Nobel prize-winning IVF pioneer Professor Robert Edwards, whose work led to the birth of the world's first "test tube baby", has died aged 87.

The University of Cambridge, where he was a professor, said Prof Edwards passed away peacefully in his sleep at his home just outside Cambridge.

Together with Dr Patrick Steptoe, Prof Edwards developed in vitro fertilisation, or IVF, which resulted in the birth in 1978 of the world's first test tube baby, Louise Brown.

At the time, the two were accused of playing God and interfering with nature.

Since then, the European Society for Human Reproduction and Embryology estimates that about five million babies have been born using the technique, which creates embryos in the laboratory before transferring them into a woman.

Experts say about 350,000 babies are born by IVF every year, mostly to people with infertility problems, single people and gay and lesbian couples.

"[Edwards] was an extraordinary scientist," said Dr Peter Braude, emeritus professor of obstetrics and gynecology at Kings College London, who was at Cambridge when Prof Edwards and Dr Steptoe were developing IVF.

"There was such hysteria around the kind of work he was doing," Dr Braude said, noting that Prof Edwards stopped his research for two years after he published details on how he had created embryos in the laboratory.

"He wanted to work out what the right thing to do was, whether he should continue or whether he was out on a limb," Dr Braude said.

Dr Braude said that Prof Edwards collected donor eggs from women in Oldham, where Dr Steptoe worked.

Prof Edwards then put the eggs into test tubes, which he strapped to his legs to keep them warm before catching the train to Cambridge, where he would attempt to fertilise them in the laboratory.

After Ms Brown was born, Dr Braude recalled a celebration at Cambridge, where scientists toasted Prof Edwards and Dr Steptoe's achievement by drinking champagne out of plastic cups.

Dr Braude said public opinion has evolved considerably since then.

"I think people now understand that [Edwards] only had the best motivation," he said.

"There are few biologists that have done something so practical and made a huge difference for the entire world."

In 2010, Prof Edwards was awarded the Nobel Prize in medicine or physiology for the development of IVF.

Dr Steptoe had already passed away and Nobel Prizes are not awarded posthumously.

The Catholic Church denounced the award, arguing that human life should only begin through intercourse and not artificially.

The Vatican said Prof Edwards "bore a moral responsibility for all subsequent developments in assisted reproduction technology and for all abuses made possible by IVF".

In 2011, Prof Edwards was knighted by Britain's Queen Elizabeth II "for services to human reproductive biology".

Other scientists called Prof Edwards a visionary who forever changed the lives of people helped by IVF and the medical community.

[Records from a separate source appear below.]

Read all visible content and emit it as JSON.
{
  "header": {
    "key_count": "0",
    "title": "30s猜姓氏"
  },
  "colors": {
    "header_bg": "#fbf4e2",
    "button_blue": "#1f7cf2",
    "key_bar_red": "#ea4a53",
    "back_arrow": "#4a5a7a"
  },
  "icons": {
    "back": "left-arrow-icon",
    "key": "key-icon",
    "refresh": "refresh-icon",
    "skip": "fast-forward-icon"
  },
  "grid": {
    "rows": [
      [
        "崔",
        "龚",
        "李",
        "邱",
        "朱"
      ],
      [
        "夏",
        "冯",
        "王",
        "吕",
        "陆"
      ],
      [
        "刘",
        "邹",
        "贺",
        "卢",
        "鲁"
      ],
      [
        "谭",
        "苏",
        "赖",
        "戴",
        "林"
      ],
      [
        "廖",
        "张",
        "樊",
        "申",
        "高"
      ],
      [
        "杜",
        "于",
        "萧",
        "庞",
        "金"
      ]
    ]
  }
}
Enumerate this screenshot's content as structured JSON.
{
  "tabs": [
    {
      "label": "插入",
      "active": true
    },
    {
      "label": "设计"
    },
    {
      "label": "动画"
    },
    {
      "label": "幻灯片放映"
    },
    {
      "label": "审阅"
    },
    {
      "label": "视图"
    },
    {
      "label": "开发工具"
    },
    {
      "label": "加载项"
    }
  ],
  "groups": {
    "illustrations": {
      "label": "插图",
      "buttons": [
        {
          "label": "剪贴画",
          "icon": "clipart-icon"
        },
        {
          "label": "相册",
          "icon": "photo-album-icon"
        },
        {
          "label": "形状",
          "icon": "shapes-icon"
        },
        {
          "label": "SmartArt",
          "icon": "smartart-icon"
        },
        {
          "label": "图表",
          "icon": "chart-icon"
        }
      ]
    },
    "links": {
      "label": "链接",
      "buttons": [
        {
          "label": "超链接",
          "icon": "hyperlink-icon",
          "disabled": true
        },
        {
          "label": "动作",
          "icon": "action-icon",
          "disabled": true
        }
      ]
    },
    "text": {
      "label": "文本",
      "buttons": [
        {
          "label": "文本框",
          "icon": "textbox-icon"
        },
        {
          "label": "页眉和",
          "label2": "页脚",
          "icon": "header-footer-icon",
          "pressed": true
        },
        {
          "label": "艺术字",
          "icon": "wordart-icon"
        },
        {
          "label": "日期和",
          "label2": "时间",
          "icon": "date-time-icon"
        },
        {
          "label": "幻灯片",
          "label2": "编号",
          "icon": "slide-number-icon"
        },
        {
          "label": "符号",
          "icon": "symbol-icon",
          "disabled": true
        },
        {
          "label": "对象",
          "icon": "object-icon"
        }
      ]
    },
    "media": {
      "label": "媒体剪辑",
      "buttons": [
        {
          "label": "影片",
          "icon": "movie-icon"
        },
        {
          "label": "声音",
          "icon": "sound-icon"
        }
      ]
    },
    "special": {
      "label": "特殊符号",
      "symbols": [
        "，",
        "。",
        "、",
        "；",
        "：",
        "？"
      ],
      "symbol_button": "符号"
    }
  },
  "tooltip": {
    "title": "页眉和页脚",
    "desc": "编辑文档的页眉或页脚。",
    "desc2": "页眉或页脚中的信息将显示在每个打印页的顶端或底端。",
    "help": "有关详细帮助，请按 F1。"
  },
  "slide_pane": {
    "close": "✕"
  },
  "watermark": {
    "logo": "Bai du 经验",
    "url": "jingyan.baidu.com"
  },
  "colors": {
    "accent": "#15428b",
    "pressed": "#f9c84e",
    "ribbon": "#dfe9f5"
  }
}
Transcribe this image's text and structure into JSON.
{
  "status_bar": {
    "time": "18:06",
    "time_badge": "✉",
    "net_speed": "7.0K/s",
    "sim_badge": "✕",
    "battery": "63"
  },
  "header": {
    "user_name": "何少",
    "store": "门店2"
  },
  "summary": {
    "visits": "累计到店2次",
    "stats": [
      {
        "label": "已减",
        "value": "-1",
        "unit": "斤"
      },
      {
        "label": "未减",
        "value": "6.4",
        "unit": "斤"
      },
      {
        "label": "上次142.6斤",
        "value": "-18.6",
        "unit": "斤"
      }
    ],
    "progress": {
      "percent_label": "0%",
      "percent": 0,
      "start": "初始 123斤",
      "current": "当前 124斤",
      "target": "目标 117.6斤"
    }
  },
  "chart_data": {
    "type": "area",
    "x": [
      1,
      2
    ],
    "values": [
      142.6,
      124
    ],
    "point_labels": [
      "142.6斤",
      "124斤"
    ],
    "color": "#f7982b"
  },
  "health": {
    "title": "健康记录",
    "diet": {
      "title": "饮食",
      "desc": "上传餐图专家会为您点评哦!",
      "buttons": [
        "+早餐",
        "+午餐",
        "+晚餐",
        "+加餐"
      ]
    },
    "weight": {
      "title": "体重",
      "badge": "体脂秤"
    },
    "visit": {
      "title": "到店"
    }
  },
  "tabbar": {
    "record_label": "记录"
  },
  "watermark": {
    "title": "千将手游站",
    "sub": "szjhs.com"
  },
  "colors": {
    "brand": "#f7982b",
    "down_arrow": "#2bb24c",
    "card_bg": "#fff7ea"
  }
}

"[His] inspirational work in the early 60s led to a breakthrough that has enhanced the lives of millions of people worldwide," said Mike Macnamee, chief executive of the IVF clinic that Prof Edwards and Dr Steptoe co-founded, in a statement.

"It was a privilege to work with him and his passing is a great loss to us all."